Ideal Weight Calculator

The Ideal Weight Calculator is a tool designed to estimate a person’s ideal body weight using various established formulas, including those developed by Robinson (1983), Miller (1983), Devine (1974), and Hamwi (1964), as well as considering the Healthy BMI Range. Users input their age, sex, and height, and the calculator provides estimates in both kilograms and pounds. These calculations offer different perspectives on what an ideal weight might be, reflecting variations in body composition and health recommendations. The output aims to guide individuals in understanding weight targets that could be considered healthy based on their specific parameters. 

Ideal Weight Calculator

Guide to Using the Ideal Weight Calculator

The Ideal Weight Calculator is designed to provide individuals with an estimate of their ideal body weight based on several recognized formulas. This guide will take you through how the calculator works, the significance of each formula, and how to interpret the results.

How It Works

Upon accessing the calculator, users are prompted to enter three key pieces of information: age, sex, and height. These inputs are essential for the following reasons:

  • Age: While the calculator does not adjust the outcome based on age directly, it’s important for users to acknowledge that ideal body weight can vary with age.
  • Sex: Biological sex is factored into the formulas, as men and women typically have different body compositions.
  • Height: All the formulas use height as a primary variable to calculate ideal weight, making it the most significant input.

Understanding the Formulas

  1. Robinson Formula (1983): Offers estimates that have been updated since the original 1964 Hamwi formula, providing a slightly more modern standard.

  2. Miller Formula (1983): Similar to the Robinson formula, it provides updated weights and is considered a bit more lenient than the Hamwi and Devine formulas.

  3. Devine Formula (1974): Was originally developed to calculate drug dosages. It uses a base weight and adds a specified amount per inch over a certain height.

  4. Hamwi Formula (1964): The oldest formula used for determining ideal body weight, originally developed to help with medication dosages.

  5. Healthy BMI Range: This calculation does not provide a specific weight but rather a range where the body mass index (BMI) is considered healthy (18.5 to 24.9).

Interpreting the Results

After submitting your information, the calculator will display your ideal weight according to each formula, both in kilograms and pounds. You will see that different formulas may give slightly different results, reflecting the diversity in body types and the formulas’ intended applications. The Healthy BMI Range provides a broader perspective, suggesting a weight range that is considered healthy based on height.

Using the Information

The results can serve as a guide for understanding where your current weight falls in relation to various standards of ideal weight. Whether you’re looking to lose, gain, or maintain weight, these calculations can provide a starting point for setting realistic and healthy goals.

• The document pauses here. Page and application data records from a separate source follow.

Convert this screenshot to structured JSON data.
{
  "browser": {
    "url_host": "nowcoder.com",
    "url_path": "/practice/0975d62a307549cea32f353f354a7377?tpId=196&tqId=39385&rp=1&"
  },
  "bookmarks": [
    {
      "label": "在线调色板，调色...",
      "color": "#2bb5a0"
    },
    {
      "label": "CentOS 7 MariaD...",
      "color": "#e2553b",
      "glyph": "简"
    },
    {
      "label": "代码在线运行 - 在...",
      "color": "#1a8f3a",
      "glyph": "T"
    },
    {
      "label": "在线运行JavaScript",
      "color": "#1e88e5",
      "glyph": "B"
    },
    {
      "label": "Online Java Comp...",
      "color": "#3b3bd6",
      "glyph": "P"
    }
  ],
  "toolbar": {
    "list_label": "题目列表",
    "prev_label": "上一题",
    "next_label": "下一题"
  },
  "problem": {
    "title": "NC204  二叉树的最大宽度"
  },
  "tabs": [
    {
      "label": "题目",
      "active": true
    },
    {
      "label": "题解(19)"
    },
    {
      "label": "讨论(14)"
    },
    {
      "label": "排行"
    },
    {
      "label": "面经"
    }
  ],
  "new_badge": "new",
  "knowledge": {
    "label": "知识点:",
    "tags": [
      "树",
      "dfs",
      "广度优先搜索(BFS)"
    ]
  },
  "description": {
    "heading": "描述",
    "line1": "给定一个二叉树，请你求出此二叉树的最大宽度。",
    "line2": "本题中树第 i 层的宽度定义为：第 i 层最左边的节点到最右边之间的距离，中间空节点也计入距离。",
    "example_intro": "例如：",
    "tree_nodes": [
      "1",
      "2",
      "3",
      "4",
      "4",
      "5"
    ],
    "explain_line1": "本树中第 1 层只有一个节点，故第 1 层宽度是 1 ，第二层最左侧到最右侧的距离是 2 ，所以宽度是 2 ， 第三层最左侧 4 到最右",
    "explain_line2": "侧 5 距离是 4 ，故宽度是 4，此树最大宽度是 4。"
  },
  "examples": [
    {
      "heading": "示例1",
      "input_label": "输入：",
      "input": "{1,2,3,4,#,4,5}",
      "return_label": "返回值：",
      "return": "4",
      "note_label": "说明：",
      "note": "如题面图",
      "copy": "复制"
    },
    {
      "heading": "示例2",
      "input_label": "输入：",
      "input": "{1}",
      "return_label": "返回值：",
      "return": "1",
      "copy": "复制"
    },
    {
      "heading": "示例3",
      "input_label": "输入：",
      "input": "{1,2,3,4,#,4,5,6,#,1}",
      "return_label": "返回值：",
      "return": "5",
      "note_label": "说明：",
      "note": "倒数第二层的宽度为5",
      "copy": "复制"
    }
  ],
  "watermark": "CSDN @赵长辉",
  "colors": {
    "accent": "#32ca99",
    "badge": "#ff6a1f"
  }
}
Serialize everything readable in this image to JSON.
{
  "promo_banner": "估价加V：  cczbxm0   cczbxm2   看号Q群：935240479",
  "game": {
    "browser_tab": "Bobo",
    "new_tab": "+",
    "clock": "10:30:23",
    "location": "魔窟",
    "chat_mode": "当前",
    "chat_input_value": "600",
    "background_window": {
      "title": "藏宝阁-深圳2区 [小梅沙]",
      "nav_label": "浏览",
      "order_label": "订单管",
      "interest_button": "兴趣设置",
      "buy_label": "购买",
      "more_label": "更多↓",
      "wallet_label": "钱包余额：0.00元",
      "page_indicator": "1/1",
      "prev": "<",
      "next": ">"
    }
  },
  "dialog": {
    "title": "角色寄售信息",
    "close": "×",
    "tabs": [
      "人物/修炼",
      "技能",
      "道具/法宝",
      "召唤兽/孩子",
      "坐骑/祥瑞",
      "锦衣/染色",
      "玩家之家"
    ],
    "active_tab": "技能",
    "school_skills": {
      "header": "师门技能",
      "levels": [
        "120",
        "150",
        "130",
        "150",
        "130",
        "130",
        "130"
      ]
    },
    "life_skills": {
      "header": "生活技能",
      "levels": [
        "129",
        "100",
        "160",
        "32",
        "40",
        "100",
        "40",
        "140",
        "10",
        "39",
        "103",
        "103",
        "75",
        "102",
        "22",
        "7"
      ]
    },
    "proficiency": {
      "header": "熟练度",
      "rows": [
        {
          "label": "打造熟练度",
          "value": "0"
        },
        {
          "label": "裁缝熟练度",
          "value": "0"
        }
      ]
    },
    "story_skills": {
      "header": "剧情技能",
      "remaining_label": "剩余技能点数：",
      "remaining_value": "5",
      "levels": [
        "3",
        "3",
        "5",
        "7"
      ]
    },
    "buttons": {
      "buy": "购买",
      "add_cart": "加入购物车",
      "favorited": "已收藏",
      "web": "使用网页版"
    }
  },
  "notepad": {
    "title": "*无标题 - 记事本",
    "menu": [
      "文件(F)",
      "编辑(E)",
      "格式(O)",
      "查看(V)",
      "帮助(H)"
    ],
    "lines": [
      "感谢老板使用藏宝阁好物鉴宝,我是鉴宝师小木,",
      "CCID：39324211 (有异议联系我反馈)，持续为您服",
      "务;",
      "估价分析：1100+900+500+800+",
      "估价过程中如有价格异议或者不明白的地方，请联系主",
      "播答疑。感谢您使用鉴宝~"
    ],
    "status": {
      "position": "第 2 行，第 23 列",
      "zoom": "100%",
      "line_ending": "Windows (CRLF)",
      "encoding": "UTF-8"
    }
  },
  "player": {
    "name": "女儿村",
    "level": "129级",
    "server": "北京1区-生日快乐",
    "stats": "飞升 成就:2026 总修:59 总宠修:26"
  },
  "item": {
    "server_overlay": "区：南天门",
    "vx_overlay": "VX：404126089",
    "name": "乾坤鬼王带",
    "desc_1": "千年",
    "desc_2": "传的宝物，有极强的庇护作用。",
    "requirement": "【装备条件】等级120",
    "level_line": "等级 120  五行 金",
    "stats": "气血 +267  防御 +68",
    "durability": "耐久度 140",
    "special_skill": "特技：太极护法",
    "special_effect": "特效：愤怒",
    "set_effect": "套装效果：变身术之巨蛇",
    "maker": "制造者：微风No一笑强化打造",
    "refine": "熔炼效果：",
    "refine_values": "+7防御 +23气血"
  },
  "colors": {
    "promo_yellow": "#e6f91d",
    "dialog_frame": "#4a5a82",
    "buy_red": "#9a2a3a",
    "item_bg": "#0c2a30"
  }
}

This Ideal Weight Calculator is intended for informational purposes only and is not designed to replace professional medical advice, diagnosis, or treatment. Always consult your doctor or a qualified healthcare provider with any questions you may have regarding your weight, health, or nutritional program. The use of this calculator should not substitute for medical advice, and the outcomes are general estimates that may not accurately reflect the ideal weight for your specific health condition or body type.

BMI Research

In the study “Reliability of Calculating Body Mass Index Centile” by V J Poustie, R L Smyth, and T J Cole, published in the European Journal of Clinical Nutrition (Volume 59, Pages 717-719, 2005), the authors explore the accuracy of two methods used for determining body mass index (BMI) centiles in children, a critical measure for assessing body fatness. The research involved 42 dietitians who calculated the BMI centiles of six children using either the Cole Calculator, a slide rule designed for this purpose, or a more traditional approach of manual calculation followed by plotting on a BMI centile chart. The findings revealed that the centile chart method yielded more reliable results compared to the Cole Calculator. The authors suggest that the greater reliability of the centile chart method may stem from its familiarity among dietitians. This study underscores the importance of selecting an appropriate method for calculating BMI centiles to ensure accurate assessment of body fatness in children. For more detailed insights into the study and its outcomes, the full article is accessible here.